What the exercise asks
Show the lines below that contain the string "this".

(Entries from a dataset of interfaces)
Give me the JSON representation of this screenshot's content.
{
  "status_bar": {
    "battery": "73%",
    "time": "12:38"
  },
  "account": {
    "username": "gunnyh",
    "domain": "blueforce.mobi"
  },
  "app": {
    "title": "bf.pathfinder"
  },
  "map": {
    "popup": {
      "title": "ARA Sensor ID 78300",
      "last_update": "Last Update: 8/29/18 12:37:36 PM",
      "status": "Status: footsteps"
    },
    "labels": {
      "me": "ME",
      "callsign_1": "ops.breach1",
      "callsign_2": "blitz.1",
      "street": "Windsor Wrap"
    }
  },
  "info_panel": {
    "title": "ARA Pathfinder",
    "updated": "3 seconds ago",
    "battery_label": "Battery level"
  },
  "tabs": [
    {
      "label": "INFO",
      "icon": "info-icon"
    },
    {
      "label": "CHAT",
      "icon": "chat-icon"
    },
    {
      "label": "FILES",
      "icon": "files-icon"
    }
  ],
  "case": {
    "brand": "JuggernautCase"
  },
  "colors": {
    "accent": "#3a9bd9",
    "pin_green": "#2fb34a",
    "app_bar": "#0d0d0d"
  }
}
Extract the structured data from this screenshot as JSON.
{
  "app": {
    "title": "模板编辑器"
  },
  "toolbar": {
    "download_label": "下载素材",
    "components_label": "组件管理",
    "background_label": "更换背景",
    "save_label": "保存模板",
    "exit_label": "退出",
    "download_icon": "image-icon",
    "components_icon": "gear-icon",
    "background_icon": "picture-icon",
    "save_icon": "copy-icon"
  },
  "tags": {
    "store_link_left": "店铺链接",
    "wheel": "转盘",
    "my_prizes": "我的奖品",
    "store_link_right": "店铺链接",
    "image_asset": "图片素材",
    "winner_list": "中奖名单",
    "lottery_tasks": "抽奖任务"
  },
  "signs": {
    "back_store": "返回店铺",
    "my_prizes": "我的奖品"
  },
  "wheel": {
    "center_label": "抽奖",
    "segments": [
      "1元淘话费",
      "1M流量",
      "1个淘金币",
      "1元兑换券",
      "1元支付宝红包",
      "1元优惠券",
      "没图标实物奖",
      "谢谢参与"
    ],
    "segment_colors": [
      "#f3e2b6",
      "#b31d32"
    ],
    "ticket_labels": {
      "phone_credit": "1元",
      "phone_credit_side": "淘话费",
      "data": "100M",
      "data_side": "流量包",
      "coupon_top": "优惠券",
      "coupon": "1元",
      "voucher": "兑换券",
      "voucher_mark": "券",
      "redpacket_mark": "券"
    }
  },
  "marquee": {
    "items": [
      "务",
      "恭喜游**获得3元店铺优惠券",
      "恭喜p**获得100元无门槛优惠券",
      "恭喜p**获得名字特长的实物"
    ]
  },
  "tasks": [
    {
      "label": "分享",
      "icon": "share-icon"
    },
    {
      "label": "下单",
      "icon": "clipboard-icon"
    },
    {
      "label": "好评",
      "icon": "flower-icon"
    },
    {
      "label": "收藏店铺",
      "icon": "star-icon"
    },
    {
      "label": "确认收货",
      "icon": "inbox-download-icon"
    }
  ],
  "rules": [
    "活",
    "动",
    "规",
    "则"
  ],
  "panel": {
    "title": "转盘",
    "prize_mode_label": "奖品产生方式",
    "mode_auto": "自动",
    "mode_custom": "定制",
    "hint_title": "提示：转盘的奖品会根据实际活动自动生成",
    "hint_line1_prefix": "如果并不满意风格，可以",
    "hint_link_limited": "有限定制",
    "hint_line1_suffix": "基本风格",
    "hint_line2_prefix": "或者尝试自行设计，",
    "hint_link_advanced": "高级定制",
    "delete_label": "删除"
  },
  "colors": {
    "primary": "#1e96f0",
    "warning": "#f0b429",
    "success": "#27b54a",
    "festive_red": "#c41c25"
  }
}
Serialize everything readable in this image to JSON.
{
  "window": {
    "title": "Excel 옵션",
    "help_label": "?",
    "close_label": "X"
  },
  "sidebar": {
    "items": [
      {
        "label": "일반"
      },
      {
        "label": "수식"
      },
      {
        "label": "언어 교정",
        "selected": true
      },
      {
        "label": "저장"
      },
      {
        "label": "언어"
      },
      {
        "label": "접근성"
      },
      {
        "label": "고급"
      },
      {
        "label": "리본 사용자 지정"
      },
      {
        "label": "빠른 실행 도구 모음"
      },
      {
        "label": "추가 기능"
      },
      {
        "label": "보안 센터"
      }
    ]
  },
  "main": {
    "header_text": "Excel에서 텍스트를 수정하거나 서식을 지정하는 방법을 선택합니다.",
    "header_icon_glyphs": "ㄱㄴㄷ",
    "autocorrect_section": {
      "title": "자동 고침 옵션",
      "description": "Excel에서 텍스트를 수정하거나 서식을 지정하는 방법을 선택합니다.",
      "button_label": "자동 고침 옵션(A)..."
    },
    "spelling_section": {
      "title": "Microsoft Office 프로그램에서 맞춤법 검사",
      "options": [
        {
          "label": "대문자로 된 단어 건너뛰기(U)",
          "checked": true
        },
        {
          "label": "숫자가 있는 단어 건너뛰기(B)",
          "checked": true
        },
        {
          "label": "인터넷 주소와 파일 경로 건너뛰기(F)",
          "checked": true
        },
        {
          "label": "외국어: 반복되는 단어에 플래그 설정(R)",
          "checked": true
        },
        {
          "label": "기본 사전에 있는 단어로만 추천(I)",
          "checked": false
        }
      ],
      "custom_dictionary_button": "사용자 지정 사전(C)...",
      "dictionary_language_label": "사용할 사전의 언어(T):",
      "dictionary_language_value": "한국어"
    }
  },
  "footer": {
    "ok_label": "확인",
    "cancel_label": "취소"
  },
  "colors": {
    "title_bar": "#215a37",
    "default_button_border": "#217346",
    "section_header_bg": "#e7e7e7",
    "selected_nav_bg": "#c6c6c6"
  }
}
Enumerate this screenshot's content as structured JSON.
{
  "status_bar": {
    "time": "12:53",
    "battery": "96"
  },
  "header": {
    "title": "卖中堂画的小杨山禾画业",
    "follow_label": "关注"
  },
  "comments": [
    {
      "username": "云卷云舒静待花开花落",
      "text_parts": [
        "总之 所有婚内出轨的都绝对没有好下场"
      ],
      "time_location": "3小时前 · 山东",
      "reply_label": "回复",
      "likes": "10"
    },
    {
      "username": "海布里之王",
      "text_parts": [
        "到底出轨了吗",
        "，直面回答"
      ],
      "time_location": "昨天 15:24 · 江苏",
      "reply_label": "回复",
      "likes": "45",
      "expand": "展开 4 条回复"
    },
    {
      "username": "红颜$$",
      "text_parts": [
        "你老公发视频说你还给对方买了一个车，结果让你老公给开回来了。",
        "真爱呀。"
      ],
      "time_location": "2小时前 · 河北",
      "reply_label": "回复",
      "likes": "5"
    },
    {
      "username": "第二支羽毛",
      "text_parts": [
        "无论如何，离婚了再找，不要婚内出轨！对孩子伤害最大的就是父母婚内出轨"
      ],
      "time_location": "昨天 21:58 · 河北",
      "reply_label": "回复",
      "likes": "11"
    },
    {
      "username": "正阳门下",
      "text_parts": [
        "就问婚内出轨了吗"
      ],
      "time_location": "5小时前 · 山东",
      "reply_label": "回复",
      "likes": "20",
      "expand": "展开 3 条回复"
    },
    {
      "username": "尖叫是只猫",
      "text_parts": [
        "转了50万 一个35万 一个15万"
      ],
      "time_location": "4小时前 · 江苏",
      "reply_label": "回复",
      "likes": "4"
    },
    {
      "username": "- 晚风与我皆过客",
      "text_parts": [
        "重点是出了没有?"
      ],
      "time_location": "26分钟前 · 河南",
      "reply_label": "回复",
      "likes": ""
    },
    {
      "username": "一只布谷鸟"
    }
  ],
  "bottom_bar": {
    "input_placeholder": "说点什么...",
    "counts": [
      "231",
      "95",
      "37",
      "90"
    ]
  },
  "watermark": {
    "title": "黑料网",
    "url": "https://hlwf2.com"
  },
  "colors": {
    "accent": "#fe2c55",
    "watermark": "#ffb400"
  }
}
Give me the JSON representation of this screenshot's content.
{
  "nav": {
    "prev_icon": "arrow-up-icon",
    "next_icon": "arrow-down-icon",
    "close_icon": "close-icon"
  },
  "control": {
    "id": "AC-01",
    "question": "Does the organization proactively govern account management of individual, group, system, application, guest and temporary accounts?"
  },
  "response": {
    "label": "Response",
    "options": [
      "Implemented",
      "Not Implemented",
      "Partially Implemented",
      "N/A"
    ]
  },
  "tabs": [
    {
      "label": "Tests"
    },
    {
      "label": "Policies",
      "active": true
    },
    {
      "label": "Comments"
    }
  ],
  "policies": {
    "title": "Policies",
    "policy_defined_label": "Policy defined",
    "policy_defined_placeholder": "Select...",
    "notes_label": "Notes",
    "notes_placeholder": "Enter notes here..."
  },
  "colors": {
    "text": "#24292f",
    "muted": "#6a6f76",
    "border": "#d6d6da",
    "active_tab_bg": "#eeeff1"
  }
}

Answer space
Give me the JSON representation of this screenshot's content.
Extract the structured data from this screenshot as JSON.
Serialize everything readable in this image to JSON.
Enumerate this screenshot's content as structured JSON.
Give me the JSON representation of this screenshot's content.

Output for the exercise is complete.